First, here is a letter from Harold Ambler which went ignored, he writes:
When I found a rather major error in a New York Times article about climate change, I took the trouble to write the editors. I did so via two channels. One of the two ways was sending a letter to the editorial page editors; the other was writing the Times‘ public editor. As I have not heard back from either, I have decided to publish my own letter below. I will add that it has been my experience that if I don’t hear back quickly from editors then I don’t hear back from them at all.
There is a tendency among those declaring the seriousness of global warming to equate small pieces of the climate puzzle, when those pieces support a narrative of disaster, with the whole picture, but this is neither good science nor good journalism.
In the Jan. 15 online edition Jada Smith falls prey to the temptation: ”With record-breaking global temperatures in 2012, severe droughts and several storms and hurricanes on the East Coast, some members of the American clergy are saying that human decisions that contribute to the extreme weather associated with climate change can no longer be left in the hands of politicians.”
The year 2012 was not a record-setting one for global temperatures. The United States, 1.5% of Earth’s surface, did experience record temperatures, and indeed clicking the first link for “global temperatures” brings one to another Times article about the American record.
The United States is a wonderful country, but it is not the world.
Harold AmblerEast Greenwich, RIp.s. The global temperature ranking for 2012 is available here:
Second, Ambler adds today:
Sunday, January 20, 11:43 a.m. EST, update: Andy Revkin kindly took the time to make sure the right set of eyes fell on a third letter I wrote, and the Times has fixed the piece and issued a formal correction. To Andy I offer my sincere thanks. With my book focusing in part on a century-long habit of promulgating climate fear at the Times it is gratifying to have the paper catch an accurate glimpse of its own reflection in the blogosphere mirror, if even for a moment. By the way, a screencap of the original article with the mistake is below (beneath that the original blog post can be found).
Read his entire post here: New York Times Sets Bar Just a Little Higher for Climate Misinformation
Here’s what the NYT eco-reporter, Jada F. Smith, added to the end of the story:
An earlier version of this post misstated the nature of a temperature record set in 2012. It was the hottest year ever in the United States, not in the world as a whole. (Global temperatures were the ninth or 10th hottest ever, depending on the basis of the measurements.)
Kudos to both Harold Ambler and Andrew Revkin for working to fix this bit of unwarranted alarmism. I have to laugh though, reading the article, because it clearly links climate alarmism and religion together.
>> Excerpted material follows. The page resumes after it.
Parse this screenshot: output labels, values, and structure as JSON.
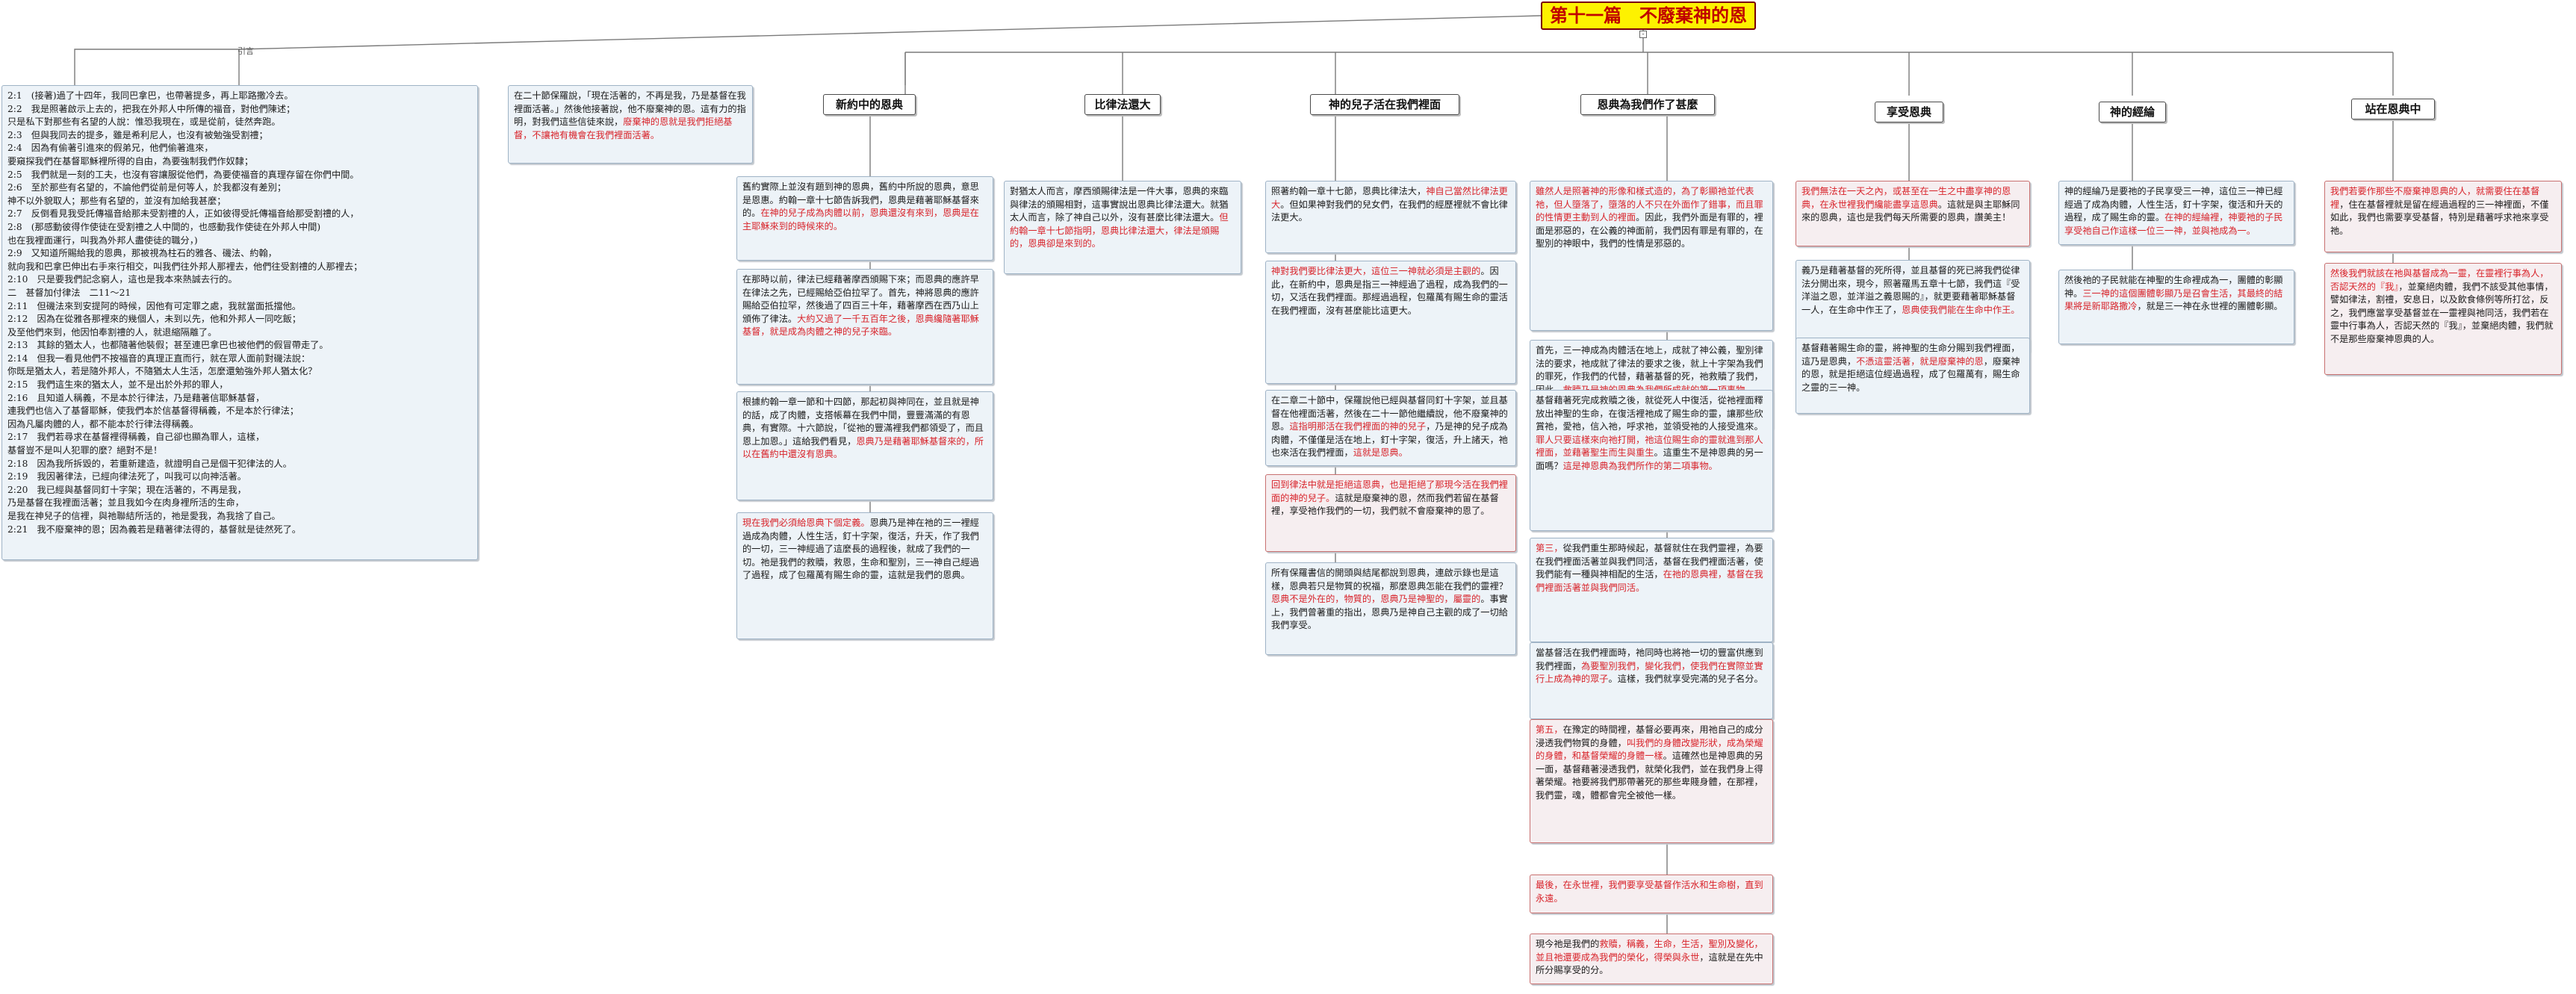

The photo that was widely distributed of the “pray in” march is hilariously iconic, worthy of some of the parades seen in San Francisco.
Leading the religious parade at the front is NASA GISS Dr. James Hansen, who’s “got the whole world in his hands“.
Carrying a beach ball-sized Earth, Hansen led the interfaith protesters the two blocks from the church to the White House. Others carried banners saying “God calls to us all: Heal the Earth.” The march along wet streets was silent but for a small troupe of Buddhist drummers.
“We have a dream that our president will understand the intergenerational injustice of human-made climate change,” Hansen said when they arrived. “That he will recognize our duty to be caretakers of creation, of the land, of the life on our planet. And that he will give these matters the priority that our young people deserve.”
As Steve McIntyre once quipped, Hansen clearly has a “Jor-el” complex, and it seems to be worsening:
It’s as though Hansen, who grew up in the 1930s and 1940s, has a Jor-El complex: Jor-El being familiar to young boys of a certain age as Superman’s father who (per Wikipedia):
“was a highly respected scientist on the planet Krypton before its destruction. He foresaw the planet’s fate, but was unable to convince his colleagues in time to save their race. Jor-El was, however, able to save his infant son, Kal-El, sending him in a homemade rocketship to the planet Earth just moments before Krypton’s demise.
It is worthwhile to go back and review McIntyre’s essay from 2007:
Maybe when things get ‘really desperate’ NASA’s Dr. James Hansen will send Scott “super” Mandia off in a rocket ship?